Description of the task: Reply only with how many lines below contain "this".

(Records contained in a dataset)
+ + + + + + +
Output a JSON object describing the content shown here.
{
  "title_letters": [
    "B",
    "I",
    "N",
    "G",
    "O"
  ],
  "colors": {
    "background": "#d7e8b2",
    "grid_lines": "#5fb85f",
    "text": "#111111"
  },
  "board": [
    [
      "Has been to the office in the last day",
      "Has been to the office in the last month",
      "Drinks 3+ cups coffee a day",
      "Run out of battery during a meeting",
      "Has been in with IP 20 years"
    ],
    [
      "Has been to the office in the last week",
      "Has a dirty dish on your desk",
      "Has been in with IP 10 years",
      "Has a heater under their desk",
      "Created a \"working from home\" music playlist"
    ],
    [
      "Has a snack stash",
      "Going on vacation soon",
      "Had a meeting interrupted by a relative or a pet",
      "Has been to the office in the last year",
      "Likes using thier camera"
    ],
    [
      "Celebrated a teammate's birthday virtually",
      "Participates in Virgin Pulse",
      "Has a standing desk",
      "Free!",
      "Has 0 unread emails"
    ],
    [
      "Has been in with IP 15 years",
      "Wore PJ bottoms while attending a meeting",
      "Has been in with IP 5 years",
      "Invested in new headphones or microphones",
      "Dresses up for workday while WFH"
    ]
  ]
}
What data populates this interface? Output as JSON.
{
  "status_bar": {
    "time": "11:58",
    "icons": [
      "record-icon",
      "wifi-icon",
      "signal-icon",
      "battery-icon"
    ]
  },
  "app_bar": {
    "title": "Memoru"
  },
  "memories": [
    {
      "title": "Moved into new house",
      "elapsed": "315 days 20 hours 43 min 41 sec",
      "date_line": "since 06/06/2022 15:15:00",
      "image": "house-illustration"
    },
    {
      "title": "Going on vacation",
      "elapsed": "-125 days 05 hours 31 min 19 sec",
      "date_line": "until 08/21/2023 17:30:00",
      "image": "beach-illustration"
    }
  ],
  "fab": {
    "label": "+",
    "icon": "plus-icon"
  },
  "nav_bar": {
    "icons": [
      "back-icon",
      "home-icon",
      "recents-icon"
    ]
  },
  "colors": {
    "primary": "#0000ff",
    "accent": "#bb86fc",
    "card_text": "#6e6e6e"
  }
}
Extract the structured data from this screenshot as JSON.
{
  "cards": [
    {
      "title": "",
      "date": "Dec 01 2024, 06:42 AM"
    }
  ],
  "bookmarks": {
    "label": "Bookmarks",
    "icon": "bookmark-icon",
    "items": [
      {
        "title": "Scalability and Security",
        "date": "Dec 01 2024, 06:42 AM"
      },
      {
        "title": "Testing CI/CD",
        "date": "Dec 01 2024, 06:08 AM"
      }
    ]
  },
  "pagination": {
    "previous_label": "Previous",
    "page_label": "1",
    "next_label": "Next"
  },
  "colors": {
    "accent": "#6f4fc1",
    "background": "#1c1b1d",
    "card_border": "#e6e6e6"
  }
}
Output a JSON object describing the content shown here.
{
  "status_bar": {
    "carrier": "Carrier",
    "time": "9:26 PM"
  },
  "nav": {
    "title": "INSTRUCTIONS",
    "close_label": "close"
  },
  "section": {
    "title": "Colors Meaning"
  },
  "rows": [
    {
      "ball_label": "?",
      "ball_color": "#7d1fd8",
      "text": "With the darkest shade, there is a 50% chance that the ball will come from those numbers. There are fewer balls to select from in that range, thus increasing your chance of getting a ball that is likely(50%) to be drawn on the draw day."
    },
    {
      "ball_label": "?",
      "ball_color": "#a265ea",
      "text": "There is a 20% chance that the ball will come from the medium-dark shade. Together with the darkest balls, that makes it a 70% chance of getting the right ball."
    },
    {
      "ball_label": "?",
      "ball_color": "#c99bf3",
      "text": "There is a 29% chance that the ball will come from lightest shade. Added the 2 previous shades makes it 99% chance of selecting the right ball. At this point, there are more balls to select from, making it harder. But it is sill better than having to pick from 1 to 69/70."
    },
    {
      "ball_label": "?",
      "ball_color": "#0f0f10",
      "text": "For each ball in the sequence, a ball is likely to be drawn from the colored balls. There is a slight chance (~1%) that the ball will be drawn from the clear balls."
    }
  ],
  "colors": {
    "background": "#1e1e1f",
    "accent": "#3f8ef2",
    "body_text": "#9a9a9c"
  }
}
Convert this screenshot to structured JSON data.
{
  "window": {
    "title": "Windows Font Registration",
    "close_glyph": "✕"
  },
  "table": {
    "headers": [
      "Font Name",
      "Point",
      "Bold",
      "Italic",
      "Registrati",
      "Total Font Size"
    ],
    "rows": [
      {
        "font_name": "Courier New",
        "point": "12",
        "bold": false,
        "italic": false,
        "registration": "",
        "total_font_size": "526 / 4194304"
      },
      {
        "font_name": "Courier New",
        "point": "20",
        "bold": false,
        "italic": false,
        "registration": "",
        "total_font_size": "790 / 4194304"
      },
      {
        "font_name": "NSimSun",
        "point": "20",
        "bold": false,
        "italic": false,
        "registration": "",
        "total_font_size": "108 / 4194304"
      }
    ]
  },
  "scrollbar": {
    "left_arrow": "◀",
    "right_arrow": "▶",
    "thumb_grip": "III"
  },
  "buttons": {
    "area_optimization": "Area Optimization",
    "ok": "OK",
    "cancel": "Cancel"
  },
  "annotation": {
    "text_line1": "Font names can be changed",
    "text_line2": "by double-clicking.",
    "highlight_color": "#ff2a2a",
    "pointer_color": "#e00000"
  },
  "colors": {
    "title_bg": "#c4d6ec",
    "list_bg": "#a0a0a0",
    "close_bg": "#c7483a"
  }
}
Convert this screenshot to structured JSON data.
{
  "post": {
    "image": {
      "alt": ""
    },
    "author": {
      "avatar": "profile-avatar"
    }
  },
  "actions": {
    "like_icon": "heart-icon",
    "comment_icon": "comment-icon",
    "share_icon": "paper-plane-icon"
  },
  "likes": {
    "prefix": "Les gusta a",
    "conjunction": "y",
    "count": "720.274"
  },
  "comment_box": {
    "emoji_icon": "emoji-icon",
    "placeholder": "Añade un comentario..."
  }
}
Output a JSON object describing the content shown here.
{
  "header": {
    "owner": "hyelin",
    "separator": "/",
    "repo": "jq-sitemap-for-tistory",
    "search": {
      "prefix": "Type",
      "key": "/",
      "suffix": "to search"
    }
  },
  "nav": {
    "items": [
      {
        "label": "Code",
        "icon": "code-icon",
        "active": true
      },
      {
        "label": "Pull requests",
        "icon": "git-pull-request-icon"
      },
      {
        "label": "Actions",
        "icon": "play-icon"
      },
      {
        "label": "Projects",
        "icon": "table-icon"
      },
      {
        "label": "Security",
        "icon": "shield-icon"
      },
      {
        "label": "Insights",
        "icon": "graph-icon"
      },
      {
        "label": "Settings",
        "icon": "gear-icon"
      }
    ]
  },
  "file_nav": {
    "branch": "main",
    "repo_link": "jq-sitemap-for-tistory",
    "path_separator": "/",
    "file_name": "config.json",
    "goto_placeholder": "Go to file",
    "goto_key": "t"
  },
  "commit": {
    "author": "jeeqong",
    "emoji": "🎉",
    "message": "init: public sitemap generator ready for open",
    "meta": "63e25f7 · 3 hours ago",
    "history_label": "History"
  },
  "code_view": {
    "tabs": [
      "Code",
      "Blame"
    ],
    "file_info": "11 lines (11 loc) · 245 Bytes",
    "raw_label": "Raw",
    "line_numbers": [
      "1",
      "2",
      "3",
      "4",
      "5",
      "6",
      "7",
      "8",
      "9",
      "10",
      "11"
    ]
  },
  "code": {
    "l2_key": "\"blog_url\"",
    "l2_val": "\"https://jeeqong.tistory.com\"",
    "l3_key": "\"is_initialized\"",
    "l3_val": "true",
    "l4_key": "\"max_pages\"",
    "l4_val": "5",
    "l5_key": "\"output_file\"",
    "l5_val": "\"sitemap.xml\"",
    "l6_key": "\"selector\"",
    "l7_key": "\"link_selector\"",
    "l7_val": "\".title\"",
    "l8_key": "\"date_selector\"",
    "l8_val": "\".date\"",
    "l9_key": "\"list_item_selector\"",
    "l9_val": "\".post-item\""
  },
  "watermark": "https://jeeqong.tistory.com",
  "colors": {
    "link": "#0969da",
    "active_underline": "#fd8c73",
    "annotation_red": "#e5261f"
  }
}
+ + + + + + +
Exercise solution: 5